Josh Staumont did not have a good 2022 but he was good enough in 2021 and remains young enough and with enough promise on his stuff that I think the Royals will give him at least one last chance next season. Hernández and Keller can both operate as long-men in the bullpen while they work with the coaching staff to turn their stuff back into successful pitches. Taylor Clarke was better than you probably realize. Amir Garret still has one arb year left and was drastically better in the second half than the first half, which should earn him a shot to take the last spot in the bullpen to start the year.

That means Jose Cuas, Collin Snider, Jackson Kowar, Wyatt Mills, and Gabe Speier will start the year in the minors. The Royals, like every other team, love to shuffle their bullpen to keep fresh arms so they’ll all get their chances. Jake Brentz will recover from his injury at some point early in the season and one has to believe the Royals will want to see if he can be as good in 2023 as he was for most of 2021 before losing effectiveness late in the season.


It would neither be shocking nor abnormal for the Royals to sign a couple of random free agent relievers and one more starter or two to provide additional competition but the contracts won’t be particularly lucrative and the results of such pitchers are unlikely to be significantly different from the ones listed above.

Unlike the lineup which is bursting with opportunity and reasons to believe they’ll grow to become even better next season, there are a lot more questions about this pitching staff. If you have your Royal-tinted glasses on, it’s easy to see how a team with this pitching staff could find success. But the reality is that for them to do so would be an extreme probabilistic outlier.

Could the Royals compete in 2023 with the roster I’ve predicted? Absolutely. Most of the worst of the chaff has been cut away and all that’s left are guys who have shown flashes of promise in the past. But turning flashes into consistent production is always the hardest step to take and the fact of the matter is that almost every player on the roster would have to take that leap for things to work out. It just isn’t very likely to happen.
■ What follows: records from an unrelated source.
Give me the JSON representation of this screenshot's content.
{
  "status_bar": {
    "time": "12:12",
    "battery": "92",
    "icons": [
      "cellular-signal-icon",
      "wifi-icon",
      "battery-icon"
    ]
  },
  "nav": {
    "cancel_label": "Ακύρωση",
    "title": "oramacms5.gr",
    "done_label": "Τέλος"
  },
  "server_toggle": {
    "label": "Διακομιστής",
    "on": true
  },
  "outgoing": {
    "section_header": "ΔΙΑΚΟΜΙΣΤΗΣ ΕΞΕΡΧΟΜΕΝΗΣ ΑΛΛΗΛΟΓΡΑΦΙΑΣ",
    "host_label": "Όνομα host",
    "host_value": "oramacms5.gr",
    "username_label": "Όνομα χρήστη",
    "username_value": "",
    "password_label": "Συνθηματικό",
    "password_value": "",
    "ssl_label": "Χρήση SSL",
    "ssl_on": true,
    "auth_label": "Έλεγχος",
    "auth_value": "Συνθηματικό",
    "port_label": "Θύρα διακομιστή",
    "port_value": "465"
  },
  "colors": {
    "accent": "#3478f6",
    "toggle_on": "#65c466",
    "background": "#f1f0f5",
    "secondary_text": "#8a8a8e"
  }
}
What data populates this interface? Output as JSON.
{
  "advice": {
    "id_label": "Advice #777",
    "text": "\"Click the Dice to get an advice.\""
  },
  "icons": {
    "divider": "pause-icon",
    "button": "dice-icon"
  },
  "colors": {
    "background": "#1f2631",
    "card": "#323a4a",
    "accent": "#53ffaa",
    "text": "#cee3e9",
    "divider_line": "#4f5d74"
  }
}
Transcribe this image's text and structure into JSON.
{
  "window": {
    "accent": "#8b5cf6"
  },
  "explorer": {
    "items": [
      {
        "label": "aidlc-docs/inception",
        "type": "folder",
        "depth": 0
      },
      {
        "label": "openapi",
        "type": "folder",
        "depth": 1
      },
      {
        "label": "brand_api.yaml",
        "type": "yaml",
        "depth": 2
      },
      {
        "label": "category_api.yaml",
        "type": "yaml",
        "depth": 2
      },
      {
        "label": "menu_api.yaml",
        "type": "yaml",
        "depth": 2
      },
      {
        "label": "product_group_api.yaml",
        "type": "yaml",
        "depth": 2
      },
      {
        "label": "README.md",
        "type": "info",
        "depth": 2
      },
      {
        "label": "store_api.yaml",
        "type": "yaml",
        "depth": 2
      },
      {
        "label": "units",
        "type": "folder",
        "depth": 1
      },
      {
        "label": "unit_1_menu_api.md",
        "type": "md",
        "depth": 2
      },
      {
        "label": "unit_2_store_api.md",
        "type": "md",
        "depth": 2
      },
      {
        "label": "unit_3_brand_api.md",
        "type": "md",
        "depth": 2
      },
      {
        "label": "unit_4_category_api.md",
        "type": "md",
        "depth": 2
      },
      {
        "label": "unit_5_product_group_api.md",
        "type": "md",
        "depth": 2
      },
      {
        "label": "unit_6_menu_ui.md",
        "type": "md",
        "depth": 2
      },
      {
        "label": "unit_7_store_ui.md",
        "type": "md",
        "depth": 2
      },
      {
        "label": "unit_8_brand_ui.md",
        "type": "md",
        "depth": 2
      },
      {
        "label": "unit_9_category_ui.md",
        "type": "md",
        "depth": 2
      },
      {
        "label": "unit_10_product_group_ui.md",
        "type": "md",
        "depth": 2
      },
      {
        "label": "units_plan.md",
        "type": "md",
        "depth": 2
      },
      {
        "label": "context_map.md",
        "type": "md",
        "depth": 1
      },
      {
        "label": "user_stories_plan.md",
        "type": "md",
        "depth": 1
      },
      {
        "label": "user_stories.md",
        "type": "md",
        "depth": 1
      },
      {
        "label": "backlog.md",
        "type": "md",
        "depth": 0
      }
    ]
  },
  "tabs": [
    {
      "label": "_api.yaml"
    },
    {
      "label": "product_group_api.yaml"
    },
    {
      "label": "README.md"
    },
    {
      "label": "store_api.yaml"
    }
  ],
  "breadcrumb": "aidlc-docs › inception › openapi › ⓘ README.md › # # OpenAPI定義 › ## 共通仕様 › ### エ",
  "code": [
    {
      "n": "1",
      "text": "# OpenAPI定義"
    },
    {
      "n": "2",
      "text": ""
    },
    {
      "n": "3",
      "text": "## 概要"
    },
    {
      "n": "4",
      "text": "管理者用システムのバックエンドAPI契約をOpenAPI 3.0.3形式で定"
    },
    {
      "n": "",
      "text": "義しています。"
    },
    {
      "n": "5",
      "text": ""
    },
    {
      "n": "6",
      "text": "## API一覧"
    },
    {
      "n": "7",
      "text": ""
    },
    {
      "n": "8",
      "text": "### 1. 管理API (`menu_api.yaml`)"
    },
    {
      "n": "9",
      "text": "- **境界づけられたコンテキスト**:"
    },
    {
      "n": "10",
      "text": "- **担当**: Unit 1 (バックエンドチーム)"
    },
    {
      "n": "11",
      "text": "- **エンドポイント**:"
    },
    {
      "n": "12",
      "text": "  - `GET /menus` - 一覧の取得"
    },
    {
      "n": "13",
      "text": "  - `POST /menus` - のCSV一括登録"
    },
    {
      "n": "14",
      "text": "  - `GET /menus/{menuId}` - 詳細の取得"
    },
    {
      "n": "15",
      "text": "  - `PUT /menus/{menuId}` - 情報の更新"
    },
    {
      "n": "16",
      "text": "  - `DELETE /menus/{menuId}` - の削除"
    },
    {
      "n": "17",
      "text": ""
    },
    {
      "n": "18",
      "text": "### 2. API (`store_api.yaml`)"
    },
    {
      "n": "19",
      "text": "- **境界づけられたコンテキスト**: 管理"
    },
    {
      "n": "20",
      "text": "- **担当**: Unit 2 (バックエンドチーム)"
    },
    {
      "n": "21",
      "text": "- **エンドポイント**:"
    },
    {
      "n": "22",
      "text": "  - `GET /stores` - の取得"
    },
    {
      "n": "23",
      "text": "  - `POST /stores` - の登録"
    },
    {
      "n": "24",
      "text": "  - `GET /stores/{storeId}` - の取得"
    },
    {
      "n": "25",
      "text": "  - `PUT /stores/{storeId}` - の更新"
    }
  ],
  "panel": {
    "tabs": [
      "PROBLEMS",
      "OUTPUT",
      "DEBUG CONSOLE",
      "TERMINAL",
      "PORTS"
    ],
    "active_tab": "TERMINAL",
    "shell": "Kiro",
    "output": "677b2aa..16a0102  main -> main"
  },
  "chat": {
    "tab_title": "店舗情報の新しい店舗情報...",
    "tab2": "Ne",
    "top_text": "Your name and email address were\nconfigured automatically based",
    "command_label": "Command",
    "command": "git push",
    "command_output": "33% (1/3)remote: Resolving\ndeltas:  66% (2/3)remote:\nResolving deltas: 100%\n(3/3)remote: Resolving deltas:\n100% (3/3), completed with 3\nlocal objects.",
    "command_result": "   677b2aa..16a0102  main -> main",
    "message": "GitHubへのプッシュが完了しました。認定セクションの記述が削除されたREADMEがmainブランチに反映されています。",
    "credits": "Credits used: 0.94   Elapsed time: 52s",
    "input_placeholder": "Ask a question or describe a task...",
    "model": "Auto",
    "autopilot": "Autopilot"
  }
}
Still, 2023 doesn’t have to be another completely lost season. If the Royals commit to playing all of these young guys then more than a few of them will turn those corners everyone keeps talking about and the Royals will suddenly have a much sturdier foundation upon which to build the 2024 team. The Royals’ front office under Dayton Moore always seemed to lack both the ability to fill out the roster with high-quality additions and the patience to wait and see how the young players might blossom. J.J. Picollo has already signaled the team is unlikely to take the first path, at least yet, so if they can simply commit to the second maybe the rebuild doesn’t have to be endless after all.